*YOUR GOAL*:
What you return should be the lines of the data containing "this", each in full.

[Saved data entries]

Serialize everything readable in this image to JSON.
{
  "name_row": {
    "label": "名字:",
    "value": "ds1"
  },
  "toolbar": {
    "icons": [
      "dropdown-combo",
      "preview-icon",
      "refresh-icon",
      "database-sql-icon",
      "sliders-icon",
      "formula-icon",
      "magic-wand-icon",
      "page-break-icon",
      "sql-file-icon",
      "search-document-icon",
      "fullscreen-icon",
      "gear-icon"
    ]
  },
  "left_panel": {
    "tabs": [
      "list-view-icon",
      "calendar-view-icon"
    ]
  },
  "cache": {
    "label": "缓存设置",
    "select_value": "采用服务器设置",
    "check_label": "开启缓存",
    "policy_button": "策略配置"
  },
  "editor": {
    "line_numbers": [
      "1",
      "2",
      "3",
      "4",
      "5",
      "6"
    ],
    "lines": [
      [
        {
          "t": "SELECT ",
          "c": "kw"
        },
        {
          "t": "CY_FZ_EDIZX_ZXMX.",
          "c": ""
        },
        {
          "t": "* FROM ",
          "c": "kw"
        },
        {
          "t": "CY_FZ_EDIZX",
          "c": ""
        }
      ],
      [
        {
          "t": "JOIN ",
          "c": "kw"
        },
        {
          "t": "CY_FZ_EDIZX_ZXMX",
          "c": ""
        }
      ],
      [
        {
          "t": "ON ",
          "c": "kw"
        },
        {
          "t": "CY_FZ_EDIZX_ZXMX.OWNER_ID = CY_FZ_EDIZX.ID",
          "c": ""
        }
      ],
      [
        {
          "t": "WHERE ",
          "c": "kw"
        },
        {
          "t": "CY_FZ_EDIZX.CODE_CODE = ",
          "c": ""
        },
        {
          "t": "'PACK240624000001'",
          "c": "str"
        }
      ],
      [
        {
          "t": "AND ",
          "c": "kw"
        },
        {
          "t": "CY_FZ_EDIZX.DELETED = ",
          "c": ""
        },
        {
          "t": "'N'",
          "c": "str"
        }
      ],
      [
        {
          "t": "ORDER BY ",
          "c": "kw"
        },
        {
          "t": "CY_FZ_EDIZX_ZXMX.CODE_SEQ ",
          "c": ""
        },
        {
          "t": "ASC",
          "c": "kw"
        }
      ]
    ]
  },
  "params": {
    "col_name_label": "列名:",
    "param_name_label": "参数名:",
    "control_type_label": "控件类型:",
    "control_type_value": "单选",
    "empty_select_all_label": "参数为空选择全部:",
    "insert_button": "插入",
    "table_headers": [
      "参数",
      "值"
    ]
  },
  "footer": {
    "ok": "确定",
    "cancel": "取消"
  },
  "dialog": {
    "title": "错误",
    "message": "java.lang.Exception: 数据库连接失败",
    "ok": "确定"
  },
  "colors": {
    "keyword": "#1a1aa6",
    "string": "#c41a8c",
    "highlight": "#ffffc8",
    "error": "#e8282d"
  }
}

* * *

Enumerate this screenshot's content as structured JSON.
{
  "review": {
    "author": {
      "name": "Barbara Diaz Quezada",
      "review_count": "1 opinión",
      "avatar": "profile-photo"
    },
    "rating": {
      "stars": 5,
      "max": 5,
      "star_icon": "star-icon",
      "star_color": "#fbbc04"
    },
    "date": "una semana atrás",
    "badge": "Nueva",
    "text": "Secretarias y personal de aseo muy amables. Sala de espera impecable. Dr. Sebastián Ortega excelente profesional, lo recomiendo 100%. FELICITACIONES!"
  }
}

*RESULT*:
Serialize everything readable in this image to JSON.
Enumerate this screenshot's content as structured JSON.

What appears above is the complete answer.